What you are asked to do
For every line in the entries that contains "JSON", show the whole line.

Data about app and page elements:
____

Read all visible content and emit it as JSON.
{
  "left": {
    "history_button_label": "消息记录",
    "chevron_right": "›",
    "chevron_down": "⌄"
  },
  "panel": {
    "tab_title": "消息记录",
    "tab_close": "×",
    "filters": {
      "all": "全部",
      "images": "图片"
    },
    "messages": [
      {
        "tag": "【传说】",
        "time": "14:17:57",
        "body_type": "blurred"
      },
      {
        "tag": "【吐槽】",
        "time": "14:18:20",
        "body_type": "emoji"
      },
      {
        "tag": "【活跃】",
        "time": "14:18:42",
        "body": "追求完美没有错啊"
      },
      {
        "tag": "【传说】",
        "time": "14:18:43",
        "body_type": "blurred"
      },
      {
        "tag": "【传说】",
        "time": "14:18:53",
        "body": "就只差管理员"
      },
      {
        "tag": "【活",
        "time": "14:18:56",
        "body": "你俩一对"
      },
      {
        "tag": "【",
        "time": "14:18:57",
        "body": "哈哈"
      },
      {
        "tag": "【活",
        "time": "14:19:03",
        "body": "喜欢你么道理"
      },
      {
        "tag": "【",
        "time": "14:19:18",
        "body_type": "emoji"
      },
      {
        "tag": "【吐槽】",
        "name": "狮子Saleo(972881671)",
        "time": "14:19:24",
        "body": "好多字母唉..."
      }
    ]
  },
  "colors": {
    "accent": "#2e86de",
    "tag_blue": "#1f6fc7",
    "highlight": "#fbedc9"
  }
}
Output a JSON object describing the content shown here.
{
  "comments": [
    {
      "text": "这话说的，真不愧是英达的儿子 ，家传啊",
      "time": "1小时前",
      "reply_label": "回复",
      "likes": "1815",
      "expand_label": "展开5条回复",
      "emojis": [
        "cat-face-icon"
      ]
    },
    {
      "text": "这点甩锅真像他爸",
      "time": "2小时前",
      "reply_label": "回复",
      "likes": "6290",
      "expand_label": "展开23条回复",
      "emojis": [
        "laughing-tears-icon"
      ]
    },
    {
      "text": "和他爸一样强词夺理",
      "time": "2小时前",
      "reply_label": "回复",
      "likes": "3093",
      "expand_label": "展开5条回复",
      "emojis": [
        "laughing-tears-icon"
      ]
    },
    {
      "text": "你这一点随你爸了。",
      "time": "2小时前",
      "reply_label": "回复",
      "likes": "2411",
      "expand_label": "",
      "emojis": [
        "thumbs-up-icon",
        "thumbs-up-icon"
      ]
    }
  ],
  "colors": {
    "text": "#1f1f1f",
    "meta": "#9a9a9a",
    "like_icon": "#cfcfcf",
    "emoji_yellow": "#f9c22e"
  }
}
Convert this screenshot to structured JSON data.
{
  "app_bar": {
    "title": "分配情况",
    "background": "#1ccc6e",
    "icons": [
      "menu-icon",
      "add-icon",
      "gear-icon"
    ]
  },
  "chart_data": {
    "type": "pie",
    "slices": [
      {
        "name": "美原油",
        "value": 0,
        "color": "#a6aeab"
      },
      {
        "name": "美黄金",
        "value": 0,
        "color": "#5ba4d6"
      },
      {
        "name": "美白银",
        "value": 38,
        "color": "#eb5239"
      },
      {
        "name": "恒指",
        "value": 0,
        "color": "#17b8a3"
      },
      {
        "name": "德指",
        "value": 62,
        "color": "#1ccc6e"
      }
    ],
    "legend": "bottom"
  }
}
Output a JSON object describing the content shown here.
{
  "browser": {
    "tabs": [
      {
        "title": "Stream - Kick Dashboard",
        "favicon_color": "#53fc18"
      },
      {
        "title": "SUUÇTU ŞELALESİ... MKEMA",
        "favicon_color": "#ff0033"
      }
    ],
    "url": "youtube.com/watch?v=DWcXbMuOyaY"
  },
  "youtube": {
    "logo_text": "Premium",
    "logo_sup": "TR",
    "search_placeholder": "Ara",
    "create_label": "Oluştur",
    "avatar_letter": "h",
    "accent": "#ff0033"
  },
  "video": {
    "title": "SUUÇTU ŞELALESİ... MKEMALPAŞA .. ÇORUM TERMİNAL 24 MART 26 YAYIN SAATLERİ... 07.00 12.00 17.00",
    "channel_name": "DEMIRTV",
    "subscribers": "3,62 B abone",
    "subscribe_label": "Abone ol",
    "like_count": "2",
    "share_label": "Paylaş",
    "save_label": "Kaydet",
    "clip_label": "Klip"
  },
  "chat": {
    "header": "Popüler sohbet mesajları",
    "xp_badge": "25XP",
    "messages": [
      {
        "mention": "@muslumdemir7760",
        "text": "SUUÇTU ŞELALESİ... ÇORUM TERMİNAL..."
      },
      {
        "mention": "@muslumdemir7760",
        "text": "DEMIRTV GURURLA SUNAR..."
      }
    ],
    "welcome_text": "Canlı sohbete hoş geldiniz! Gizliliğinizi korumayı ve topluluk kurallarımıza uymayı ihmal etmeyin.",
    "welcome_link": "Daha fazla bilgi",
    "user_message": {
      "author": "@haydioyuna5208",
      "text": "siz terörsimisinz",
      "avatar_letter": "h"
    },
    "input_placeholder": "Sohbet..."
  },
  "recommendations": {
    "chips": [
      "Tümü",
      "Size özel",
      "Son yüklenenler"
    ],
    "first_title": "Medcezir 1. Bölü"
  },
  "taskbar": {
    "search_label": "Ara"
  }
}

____

Finished exercise
Read all visible content and emit it as JSON.
Output a JSON object describing the content shown here.
Convert this screenshot to structured JSON data.
Output a JSON object describing the content shown here.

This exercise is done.